Home Fire

Kamila Shamsie

A contemporary re-imagining of Sophocles’s Antigone.

‘What would you stop at to help the people you love most?’

Home Fire follows the lives of three siblings: Isma, the eldest, and twins Aneeka and Parvaiz. It opens with Isma traveling to Amherst University in America to begin her PhD. She is stopped by border control and interrogated for two hours, as she had fearfully expected given the islamophobia influencing both countries. She is eventually permitted to fly. While she is at Amherst, Isma meets Eamonn, whose father, Karamat Lone, is the Home Secretary of the UK. Despite detesting Karamat’s political policies, Isma develops a friendship with his son. Eamonn agrees to find out what happened to Isma’s father who was a jihadi, information his own father has withheld from Isma’s family. Upon returning to England, Eamonn ventures to Isma’s family home to give them the information he has found. This is where he meets Aneeka. The two fall passionately in love, eventually isolating themselves from the world as they become consumed with each other. However, there is one person Aneeka can’t forget as she ignores the rest of the world: her twin brother Parvaiz, who ran away to join ISIS but is now begging to return home.

Home Fire was a great success upon release, it received an avalanche of support from reviewers, prizes and readers. In Home Fire, Shamsie uses multiple perspectives to explore the complexities of islamophobia, loyalty, love and, most of all, family. She doesn’t shy away from Parvaiz’s painful journey as he is first targeted then expertly indoctrinated by an ISIS recruiter. She brings the reader into the mind of this young, naive boy and creates a wealth of sympathy and compassion as Parvaiz is slowly disillusioned and becomes desperate to come home. Shamsie reminds us that we are all human and our biggest strengths are love and forgiveness.

Discuss the similarities and differences between Home Fire and Antigone.

Which character did you most relate to and why?

How did you feel reading about Isma’s experience with border control?

Did reading Parvaiz’s perspective change your opinion on children and young adults recruited for ISIS?

Discuss the difference between Aneeka’s anger at her sister compared to her anger at her brother.

Discuss the differences between the Pasha and the Lone family.

What role did islamophobia play in each character’s life?

What role did gender play in Home Fire?

What do you think was the main message in Home Fire?

Discuss how Home Fire is relevant to modern society


Parvaiz was targeted by an ISIS recruiter, Farooq, during a time of turmoil in his life. Farooq played on Parvaiz’s complicated feelings towards his jihadist father and his sense of isolation within society and his own family. However, once Parvaiz arrived in Turkey, nothing was as he had been promised. After seeing the true face of ISIS, he was desperate to get out. Parvaiz reached out to Aneeka for help. She in turn begged Eamonn to convince his father to lift the ban on Parvaiz’s return. Karamat refused. In a last-ditch effort, Parvaiz attempts to flee to the British consulate in Istanbul, where he is gunned down.

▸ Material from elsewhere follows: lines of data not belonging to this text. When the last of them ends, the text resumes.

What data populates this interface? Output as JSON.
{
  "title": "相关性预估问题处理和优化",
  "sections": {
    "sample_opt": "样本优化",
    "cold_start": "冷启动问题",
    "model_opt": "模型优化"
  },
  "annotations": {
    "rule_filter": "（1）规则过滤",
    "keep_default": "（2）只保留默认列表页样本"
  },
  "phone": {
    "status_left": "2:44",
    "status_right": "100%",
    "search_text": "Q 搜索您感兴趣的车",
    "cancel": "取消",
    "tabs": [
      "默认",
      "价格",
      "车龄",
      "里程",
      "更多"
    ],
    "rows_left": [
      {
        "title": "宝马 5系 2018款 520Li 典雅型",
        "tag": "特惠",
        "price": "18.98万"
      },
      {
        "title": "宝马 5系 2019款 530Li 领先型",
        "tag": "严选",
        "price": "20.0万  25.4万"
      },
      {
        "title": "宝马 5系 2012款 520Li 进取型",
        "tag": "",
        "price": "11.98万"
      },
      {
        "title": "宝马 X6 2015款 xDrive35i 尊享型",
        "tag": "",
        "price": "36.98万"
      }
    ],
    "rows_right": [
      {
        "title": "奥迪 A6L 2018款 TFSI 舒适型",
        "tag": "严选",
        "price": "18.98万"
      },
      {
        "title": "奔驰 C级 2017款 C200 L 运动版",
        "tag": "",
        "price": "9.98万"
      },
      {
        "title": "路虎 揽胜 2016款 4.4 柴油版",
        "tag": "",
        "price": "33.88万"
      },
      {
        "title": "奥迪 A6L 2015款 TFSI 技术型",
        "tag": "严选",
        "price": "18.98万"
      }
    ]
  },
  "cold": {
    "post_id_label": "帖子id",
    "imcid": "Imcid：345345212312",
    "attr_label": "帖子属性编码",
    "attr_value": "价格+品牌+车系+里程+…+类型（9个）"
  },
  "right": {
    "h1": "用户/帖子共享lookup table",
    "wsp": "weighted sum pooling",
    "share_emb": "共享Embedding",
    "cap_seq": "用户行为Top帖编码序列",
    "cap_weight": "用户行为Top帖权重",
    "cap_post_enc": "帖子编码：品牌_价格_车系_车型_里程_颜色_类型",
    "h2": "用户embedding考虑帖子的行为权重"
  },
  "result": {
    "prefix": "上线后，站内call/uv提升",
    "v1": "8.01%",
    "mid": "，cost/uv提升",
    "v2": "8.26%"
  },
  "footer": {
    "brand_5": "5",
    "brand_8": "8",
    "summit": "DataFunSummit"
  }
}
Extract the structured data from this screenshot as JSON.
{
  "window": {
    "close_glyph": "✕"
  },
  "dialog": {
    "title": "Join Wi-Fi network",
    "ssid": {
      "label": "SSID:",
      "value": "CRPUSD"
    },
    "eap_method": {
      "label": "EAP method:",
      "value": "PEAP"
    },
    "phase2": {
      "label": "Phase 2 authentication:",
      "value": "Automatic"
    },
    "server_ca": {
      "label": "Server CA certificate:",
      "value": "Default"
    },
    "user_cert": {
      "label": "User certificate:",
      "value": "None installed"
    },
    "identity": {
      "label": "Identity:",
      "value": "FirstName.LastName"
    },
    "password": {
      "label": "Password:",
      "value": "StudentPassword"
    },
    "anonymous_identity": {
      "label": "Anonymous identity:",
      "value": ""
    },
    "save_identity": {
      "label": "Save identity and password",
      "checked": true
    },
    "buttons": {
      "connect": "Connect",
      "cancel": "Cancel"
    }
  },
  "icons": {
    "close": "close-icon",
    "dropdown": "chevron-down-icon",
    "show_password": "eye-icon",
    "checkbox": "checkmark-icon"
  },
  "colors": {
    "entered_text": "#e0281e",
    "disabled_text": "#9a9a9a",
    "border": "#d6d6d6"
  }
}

Aneeka is devastated and requests that his body be brought back to England for burial. However, Karamat denies the request, forcing Pakistan to take the body. Aneeka travels to retrieve the dead body of her twin and sits with him in a Pakistani park. She refuses to move until her brother is allowed to return with her, drawing international media attention. Both Isma and Eamonn try to convince Karamat to change his mind but to no avail. Furious with his father, Eamonn leaves to join Aneeka. However, as he arrives at the park two men restrain him and strap a bomb to his body. The crowd flees and Eamonn begs Aneeka to run as well. She does, right into his arms and they die together.

Home Fire won the Women’s Prize 2018.

Home Fire was longlisted for the Man Booker Prize 2017.

Home Fire was shortlisted for the Costa Best Novel Award 2017.

Home Fire was chosen at the book of the year by the Guardian, the Observer, the Telegraph, Mail on Sunday, Evening Standard, New Statesman, and the New York Times.

Home Fire is set in five locations, which echoes the original Antigone’s five acts.

Home Fire is Shamsie’s seventh book.

Latest from the Blog

How to Start an Online Book Club

Now is a great time to launch that online book club you’ve always wanted, but how do you start? Follow these simple guidelines to be up and running in no time.

Read More

Female Writers under Pseudonym

One of the techniques employed by women during the 19th century was the use of a pen name or nom de plume, often using initials or masculine names, to help conceal their sex.

Read More

The Last Page – 10 Posthumous Releases

Ever wondered which books were published after the author’s death? Here are 10 posthumous releases that have since achieved attention.

Read More

Holiday Reading

Are you planning a trip abroad this year? If so, then this might be the perfect time to try our…

Read More